#6 Famous Athletes and Achievements
- José Andrade: Often referred to as ‘The Black Marvel,’ Andrade was a key player in Uruguay’s gold medal victories in the 1924 and 1928 Olympics and their 1930 World Cup triumph.
- Obdulio Varela: Considered one of Uruguay’s greatest footballers, Varela captained the national team during their historic 1950 World Cup victory, known as the “Maracanazo.”
- Diego Forlán: A prolific striker, Forlán has represented Uruguay in numerous international competitions, winning the Golden Ball at the 2010 World Cup and leading the team to the semifinals.
- Luis Suárez: Widely known for his goal-scoring prowess, Suárez has been a key component in Uruguay’s international successes, including their 2011 Copa América title.
- Edinson Cavani: Another integral member of the modern Uruguayan national team, Cavani has contributed significantly to the team’s achievements both domestically and internationally, forming a formidable partnership with Suárez.
#7 Where to watch Soccer

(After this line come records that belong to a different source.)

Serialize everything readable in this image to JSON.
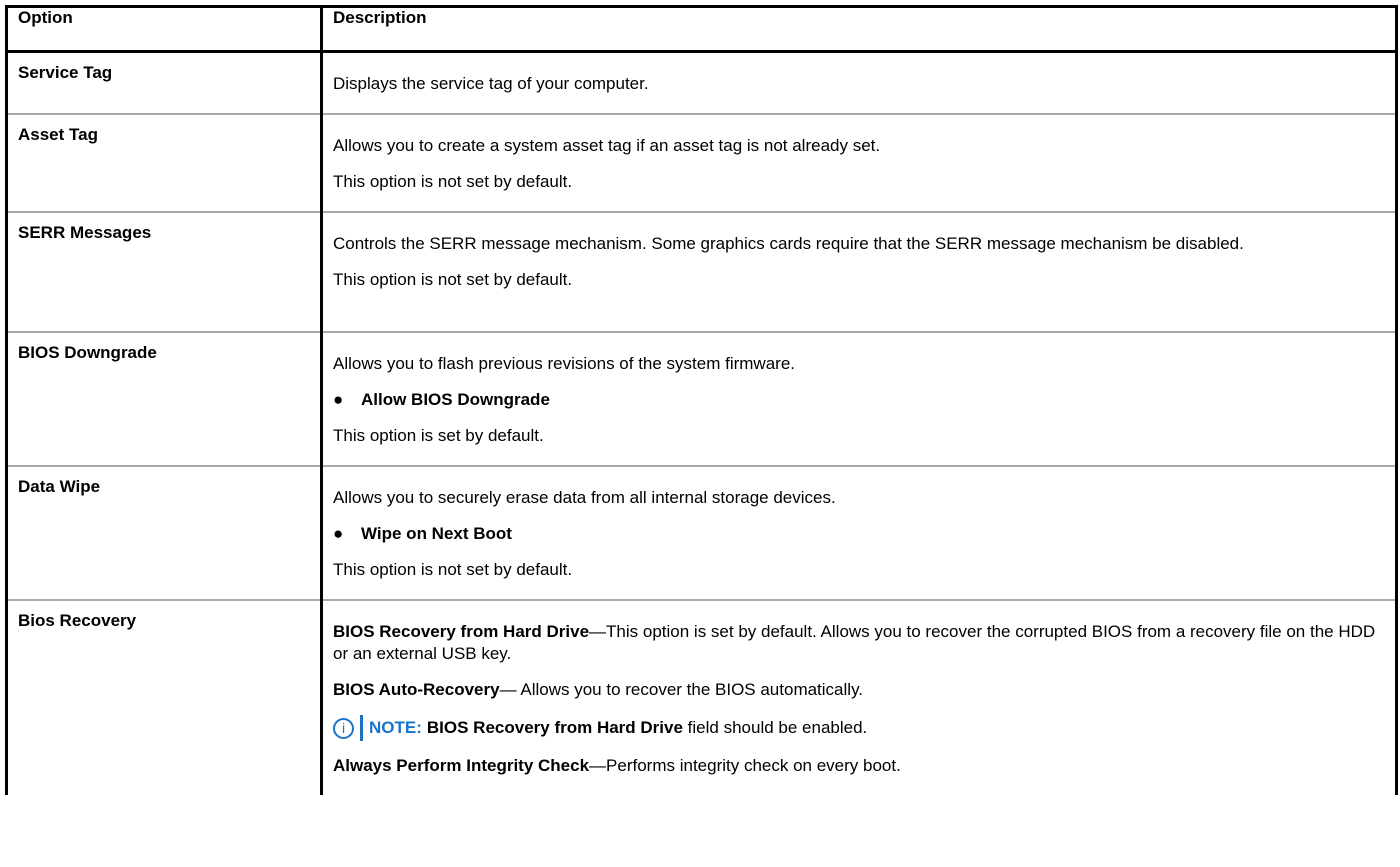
{
  "header": {
    "option": "Option",
    "description": "Description"
  },
  "rows": [
    {
      "name": "Service Tag",
      "p1": "Displays the service tag of your computer."
    },
    {
      "name": "Asset Tag",
      "p1": "Allows you to create a system asset tag if an asset tag is not already set.",
      "p2": "This option is not set by default."
    },
    {
      "name": "SERR Messages",
      "p1": "Controls the SERR message mechanism. Some graphics cards require that the SERR message mechanism be disabled.",
      "p2": "This option is not set by default."
    },
    {
      "name": "BIOS Downgrade",
      "p1": "Allows you to flash previous revisions of the system firmware.",
      "bullet": "Allow BIOS Downgrade",
      "p2": "This option is set by default."
    },
    {
      "name": "Data Wipe",
      "p1": "Allows you to securely erase data from all internal storage devices.",
      "bullet": "Wipe on Next Boot",
      "p2": "This option is not set by default."
    },
    {
      "name": "Bios Recovery",
      "item1_term": "BIOS Recovery from Hard Drive",
      "item1_text": "—This option is set by default. Allows you to recover the corrupted BIOS from a recovery file on the HDD or an external USB key.",
      "item2_term": "BIOS Auto-Recovery",
      "item2_text": "— Allows you to recover the BIOS automatically.",
      "note_label": "NOTE:",
      "note_term": "BIOS Recovery from Hard Drive",
      "note_text": "field should be enabled.",
      "item3_term": "Always Perform Integrity Check",
      "item3_text": "—Performs integrity check on every boot."
    }
  ],
  "bullet_symbol": "●",
  "icons": {
    "note": "info-icon",
    "note_color": "#1a73c7"
  }
}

- Television and streaming: ESPN, TENFIELD, GOLTV, and VTV offer coverage of various soccer events, including the Uruguayan Primera División, international tournaments, and European leagues. Streaming services such as Fanatiz provide access to additional soccer content.
- Iconic stadiums: Notable venues for live soccer experiences in Uruguay include the Estadio Centenario (Montevideo), renowned for hosting the first FIFA World Cup in 1930; Estadio Gran Parque Central (Montevideo), the home ground for Nacional; and Estadio Campeón del Siglo (Montevideo), the modern stadium of Peñarol, all promising an electrifying atmosphere for fans.